An Aging Society with Fewer Children

(March 2020)

In 2019, the number of babies born in Japan dropped below 900 thousand for the first time since the end of World War II. The current birth rate is hovering around 1.45, and if this level continues, the population of Japan will gradually decline and dip below 100 million people by 2053. (Currently, 128 million)

On the other hand, Japanís society is rapidly aging. The percentage over 65 years old is 28, or around 36 million people, and those over 75 years of age is 14%, or around 18 million people.

In a quickly aging society with fewer children, Japan will be deprived of its vitality, which will lead to a decline of industry, and unsustainability of medical care system, elderly care and pension systems. In particular, the government expenditure for social security has been expanding and has reached around 43 trillion yen for 2019, while tax revenues account for about 60 trillion yen.

As a consequence, an aging society has imposed tremendous pressure to government finances. In order to secure sources of revenue, the Abe administration raised the consumption tax rate from 5% to 10% over the last five years. This has enabled the government to secure 14 trillion yen in tax revenues. However, despite the tax hike, the government expenditure for social security will further increase year on year, since society is rapidly aging.

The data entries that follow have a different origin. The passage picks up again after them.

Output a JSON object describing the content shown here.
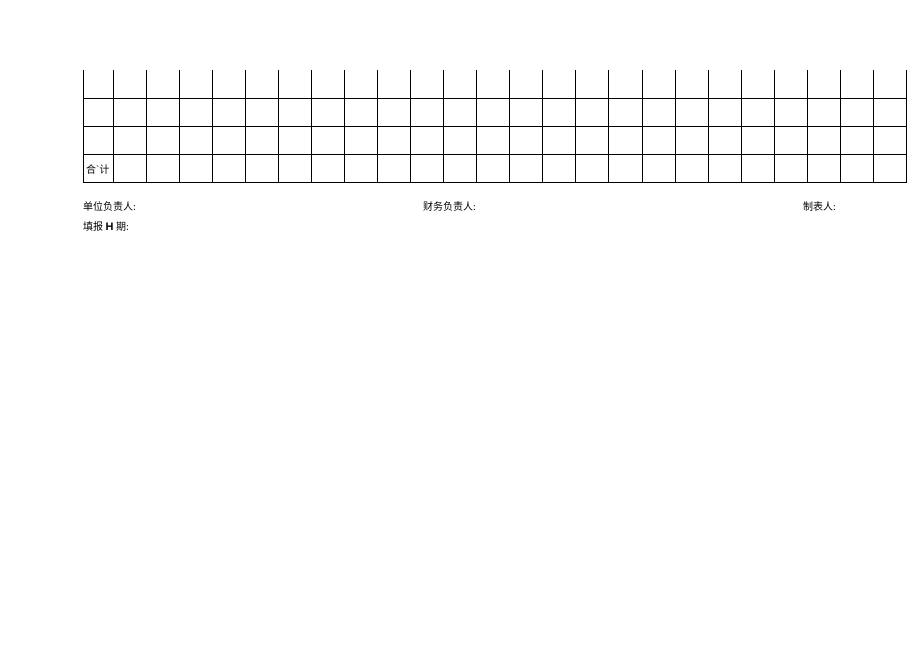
{
  "table": {
    "rows": [
      {
        "cells": [
          "",
          "",
          "",
          "",
          "",
          "",
          "",
          "",
          "",
          "",
          "",
          "",
          "",
          "",
          "",
          "",
          "",
          "",
          "",
          "",
          "",
          "",
          "",
          "",
          ""
        ]
      },
      {
        "cells": [
          "",
          "",
          "",
          "",
          "",
          "",
          "",
          "",
          "",
          "",
          "",
          "",
          "",
          "",
          "",
          "",
          "",
          "",
          "",
          "",
          "",
          "",
          "",
          "",
          ""
        ]
      },
      {
        "cells": [
          "",
          "",
          "",
          "",
          "",
          "",
          "",
          "",
          "",
          "",
          "",
          "",
          "",
          "",
          "",
          "",
          "",
          "",
          "",
          "",
          "",
          "",
          "",
          "",
          ""
        ]
      },
      {
        "cells": [
          "合`计",
          "",
          "",
          "",
          "",
          "",
          "",
          "",
          "",
          "",
          "",
          "",
          "",
          "",
          "",
          "",
          "",
          "",
          "",
          "",
          "",
          "",
          "",
          "",
          ""
        ]
      }
    ]
  },
  "footer": {
    "unit_head_label": "单位负责人:",
    "finance_head_label": "财务负责人:",
    "preparer_label": "制表人:",
    "fill_date_prefix": "填报",
    "fill_date_h": "H",
    "fill_date_suffix": "期:"
  }
}
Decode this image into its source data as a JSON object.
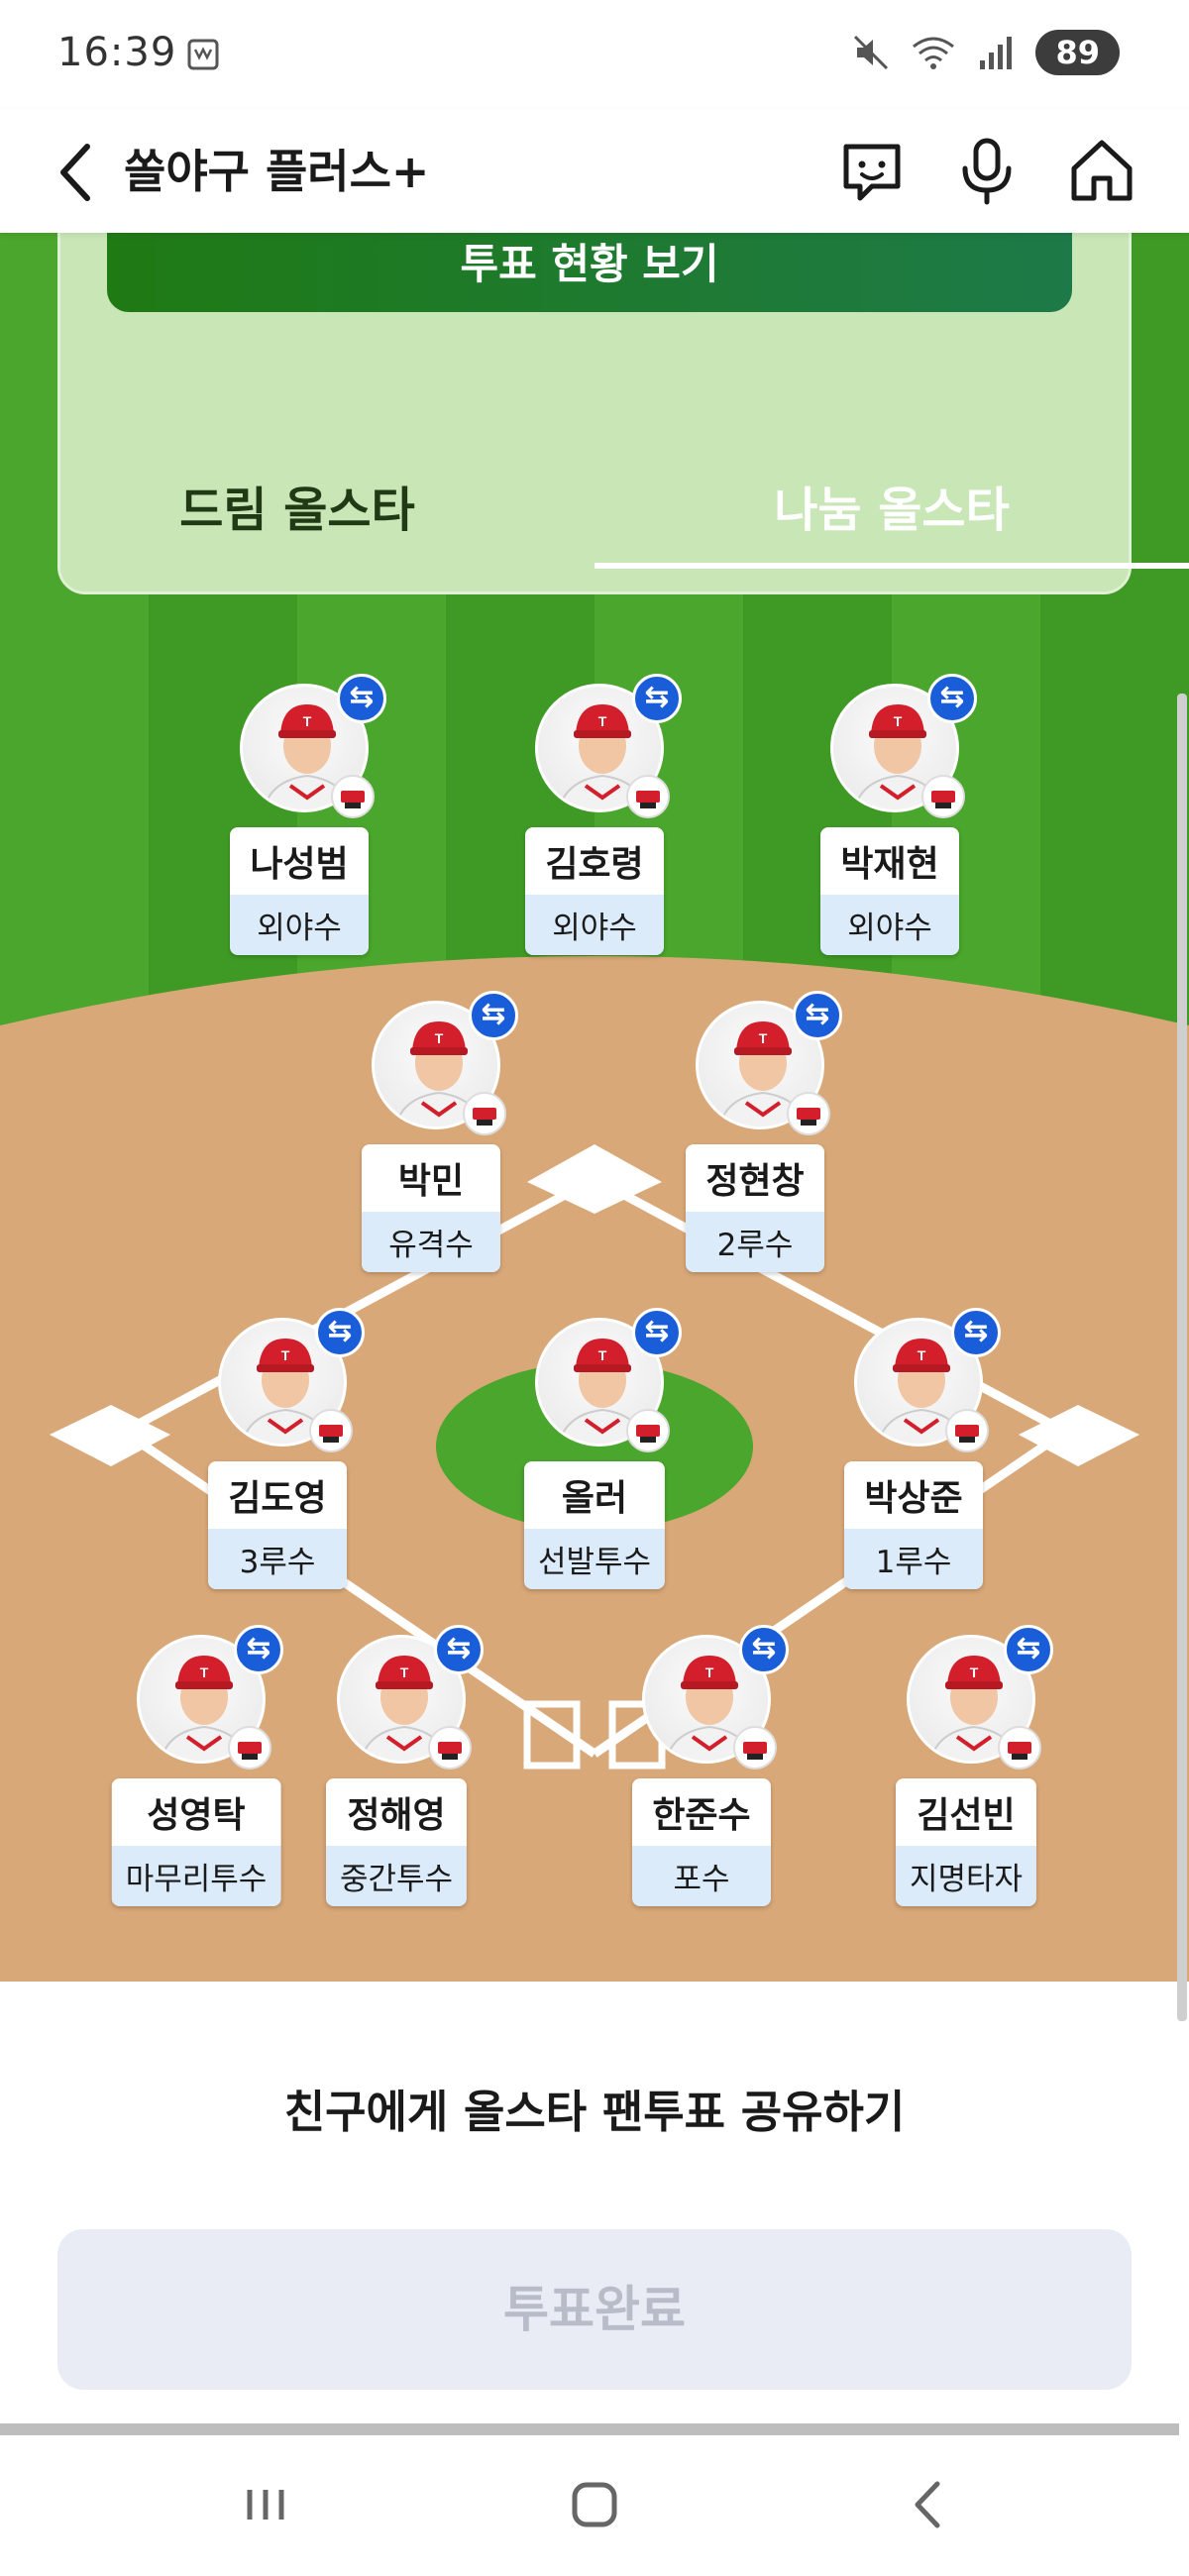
{
  "status_bar": {
    "time": "16:39",
    "battery": "89"
  },
  "header": {
    "title": "쏠야구 플러스+"
  },
  "vote_status_button": "투표 현황 보기",
  "tabs": [
    {
      "label": "드림 올스타",
      "selected": false
    },
    {
      "label": "나눔 올스타",
      "selected": true
    }
  ],
  "players": [
    {
      "name": "나성범",
      "position": "외야수"
    },
    {
      "name": "김호령",
      "position": "외야수"
    },
    {
      "name": "박재현",
      "position": "외야수"
    },
    {
      "name": "박민",
      "position": "유격수"
    },
    {
      "name": "정현창",
      "position": "2루수"
    },
    {
      "name": "김도영",
      "position": "3루수"
    },
    {
      "name": "올러",
      "position": "선발투수"
    },
    {
      "name": "박상준",
      "position": "1루수"
    },
    {
      "name": "성영탁",
      "position": "마무리투수"
    },
    {
      "name": "정해영",
      "position": "중간투수"
    },
    {
      "name": "한준수",
      "position": "포수"
    },
    {
      "name": "김선빈",
      "position": "지명타자"
    }
  ],
  "share_text": "친구에게 올스타 팬투표 공유하기",
  "vote_done_button": "투표완료",
  "colors": {
    "accent_blue": "#1a5dd8",
    "field_green": "#4aa62c",
    "infield_dirt": "#d9a878",
    "team_red": "#d21f2b"
  },
  "icons": [
    "back-arrow-icon",
    "chat-bot-icon",
    "microphone-icon",
    "home-icon",
    "swap-icon",
    "recents-icon",
    "home-nav-icon",
    "back-nav-icon"
  ]
}
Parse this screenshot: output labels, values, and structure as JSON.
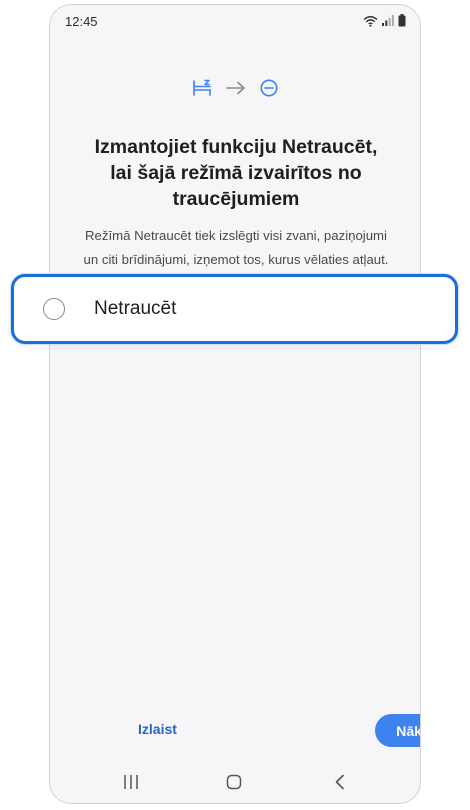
{
  "status_bar": {
    "time": "12:45",
    "icons": [
      "wifi-icon",
      "signal-icon",
      "battery-icon"
    ]
  },
  "flow_icons": [
    "bed-icon",
    "arrow-right-icon",
    "do-not-disturb-icon"
  ],
  "title_lines": [
    "Izmantojiet funkciju Netraucēt,",
    "lai šajā režīmā izvairītos no",
    "traucējumiem"
  ],
  "description_lines": [
    "Režīmā Netraucēt tiek izslēgti visi zvani, paziņojumi",
    "un citi brīdinājumi, izņemot tos, kurus vēlaties atļaut."
  ],
  "option": {
    "label": "Netraucēt",
    "selected": false
  },
  "footer": {
    "skip_label": "Izlaist",
    "next_label": "Nāk."
  },
  "nav_bar": [
    "recent-apps-icon",
    "home-icon",
    "back-icon"
  ],
  "colors": {
    "accent": "#3e82f0",
    "link": "#2a64c4",
    "highlight": "#1a6fd4"
  }
}
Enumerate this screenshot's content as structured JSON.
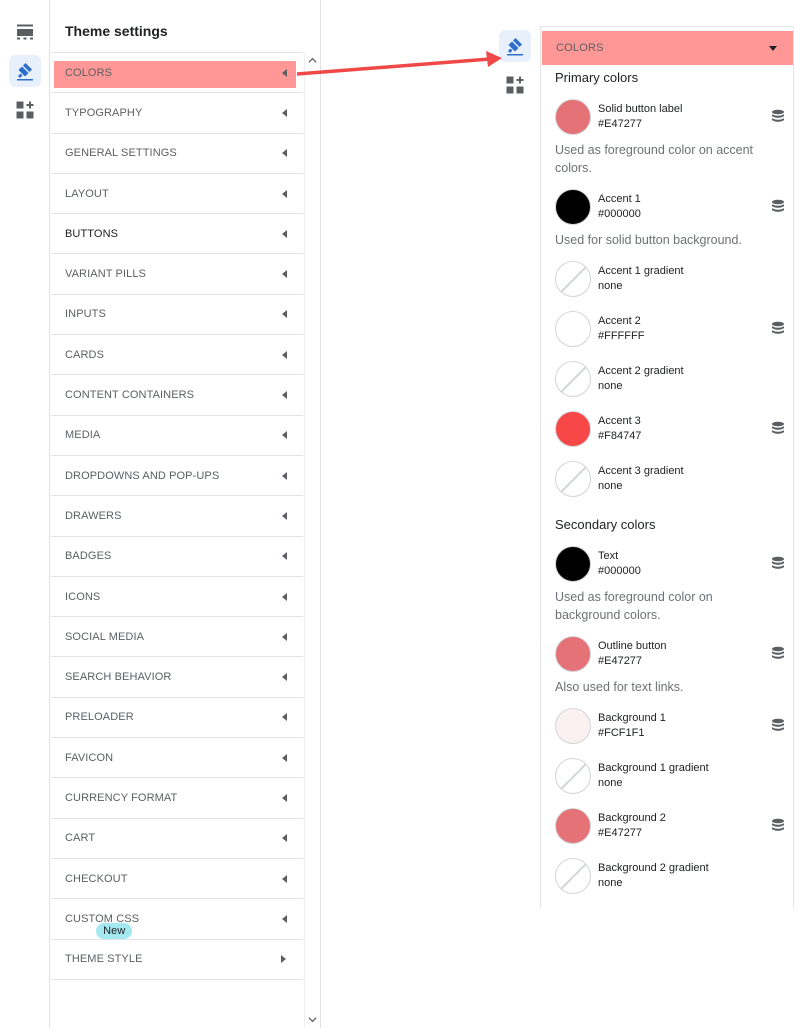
{
  "rail": {
    "icons": [
      "sections-icon",
      "theme-brush-icon",
      "app-blocks-icon"
    ]
  },
  "panel": {
    "title": "Theme settings",
    "items": [
      {
        "label": "COLORS",
        "caret": "left",
        "highlight": true
      },
      {
        "label": "TYPOGRAPHY",
        "caret": "left"
      },
      {
        "label": "GENERAL SETTINGS",
        "caret": "left"
      },
      {
        "label": "LAYOUT",
        "caret": "left"
      },
      {
        "label": "BUTTONS",
        "caret": "left",
        "bold": true
      },
      {
        "label": "VARIANT PILLS",
        "caret": "left"
      },
      {
        "label": "INPUTS",
        "caret": "left"
      },
      {
        "label": "CARDS",
        "caret": "left"
      },
      {
        "label": "CONTENT CONTAINERS",
        "caret": "left"
      },
      {
        "label": "MEDIA",
        "caret": "left"
      },
      {
        "label": "DROPDOWNS AND POP-UPS",
        "caret": "left"
      },
      {
        "label": "DRAWERS",
        "caret": "left"
      },
      {
        "label": "BADGES",
        "caret": "left"
      },
      {
        "label": "ICONS",
        "caret": "left"
      },
      {
        "label": "SOCIAL MEDIA",
        "caret": "left"
      },
      {
        "label": "SEARCH BEHAVIOR",
        "caret": "left"
      },
      {
        "label": "PRELOADER",
        "caret": "left"
      },
      {
        "label": "FAVICON",
        "caret": "left"
      },
      {
        "label": "CURRENCY FORMAT",
        "caret": "left"
      },
      {
        "label": "CART",
        "caret": "left"
      },
      {
        "label": "CHECKOUT",
        "caret": "left"
      },
      {
        "label": "CUSTOM CSS",
        "caret": "left",
        "badge": "New"
      },
      {
        "label": "THEME STYLE",
        "caret": "right"
      }
    ]
  },
  "colors_panel": {
    "header": "COLORS",
    "primary_title": "Primary colors",
    "secondary_title": "Secondary colors",
    "primary": [
      {
        "label": "Solid button label",
        "value": "#E47277",
        "color": "#E47277",
        "db": true,
        "help": "Used as foreground color on accent colors."
      },
      {
        "label": "Accent 1",
        "value": "#000000",
        "color": "#000000",
        "db": true,
        "help": "Used for solid button background."
      },
      {
        "label": "Accent 1 gradient",
        "value": "none",
        "color": "none",
        "db": false
      },
      {
        "label": "Accent 2",
        "value": "#FFFFFF",
        "color": "#FFFFFF",
        "db": true
      },
      {
        "label": "Accent 2 gradient",
        "value": "none",
        "color": "none",
        "db": false
      },
      {
        "label": "Accent 3",
        "value": "#F84747",
        "color": "#F84747",
        "db": true
      },
      {
        "label": "Accent 3 gradient",
        "value": "none",
        "color": "none",
        "db": false
      }
    ],
    "secondary": [
      {
        "label": "Text",
        "value": "#000000",
        "color": "#000000",
        "db": true,
        "help": "Used as foreground color on background colors."
      },
      {
        "label": "Outline button",
        "value": "#E47277",
        "color": "#E47277",
        "db": true,
        "help": "Also used for text links."
      },
      {
        "label": "Background 1",
        "value": "#FCF1F1",
        "color": "#FCF1F1",
        "db": true
      },
      {
        "label": "Background 1 gradient",
        "value": "none",
        "color": "none",
        "db": false
      },
      {
        "label": "Background 2",
        "value": "#E47277",
        "color": "#E47277",
        "db": true
      },
      {
        "label": "Background 2 gradient",
        "value": "none",
        "color": "none",
        "db": false
      }
    ]
  },
  "colors": {
    "accent_blue": "#2c6ecb",
    "highlight": "#ff9797",
    "arrow": "#f04747",
    "badge": "#a4e8f2"
  }
}
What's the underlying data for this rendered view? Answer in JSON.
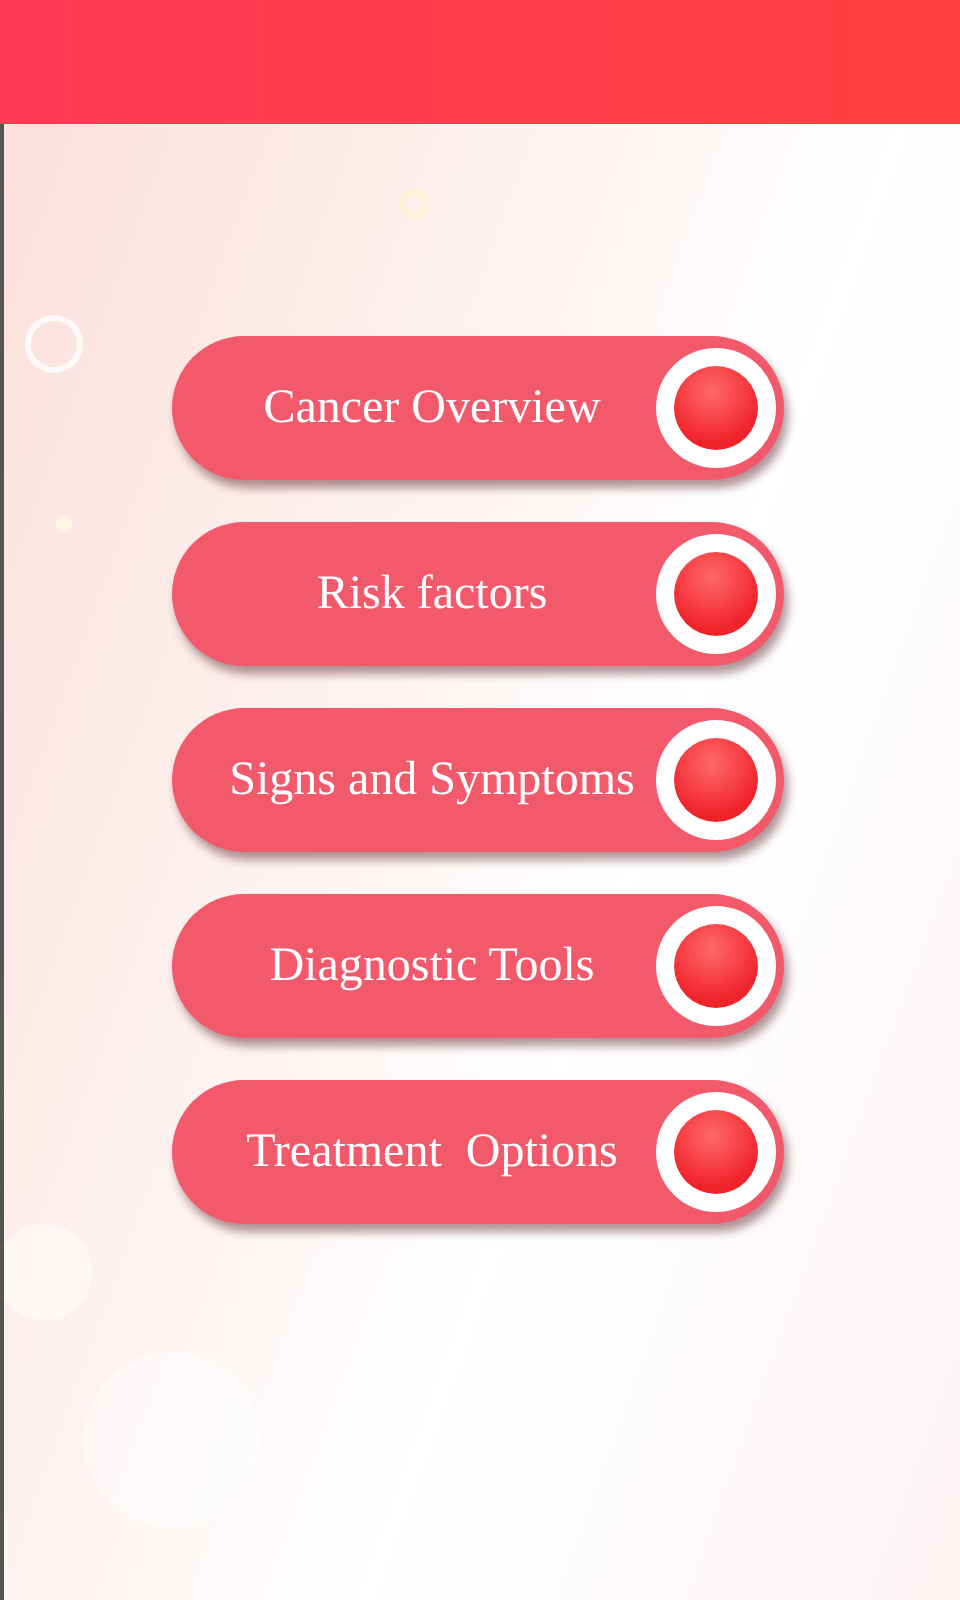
{
  "menu": [
    {
      "label": "Cancer Overview"
    },
    {
      "label": "Risk factors"
    },
    {
      "label": "Signs and Symptoms"
    },
    {
      "label": "Diagnostic Tools"
    },
    {
      "label": "Treatment  Options"
    }
  ]
}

As for the countermeasures against the declining birth rate, the Abe administration approved free education for children (3-5 years), as well as for private senior high school students and university students whose parents are classified as low income. Elementary school to junior high school is compulsory in Japan, and public senior high schools have been free since 2011.

The government has to research the causes of the declining of birth rate from various viewpoints such as economy, working styles, parental support, and so forth. Generally speaking, it is said that sluggish growth of real wages, shortages in nursery schools and teachers, increases in female workers with advanced academic backgrounds with a tendency to get married later in life, heavy burdens for education, and so on. This issue need to be addressed not only by the government, but also by the private sector to create a society where younger generation can get married and have children.

By Yuzuru Takeuchi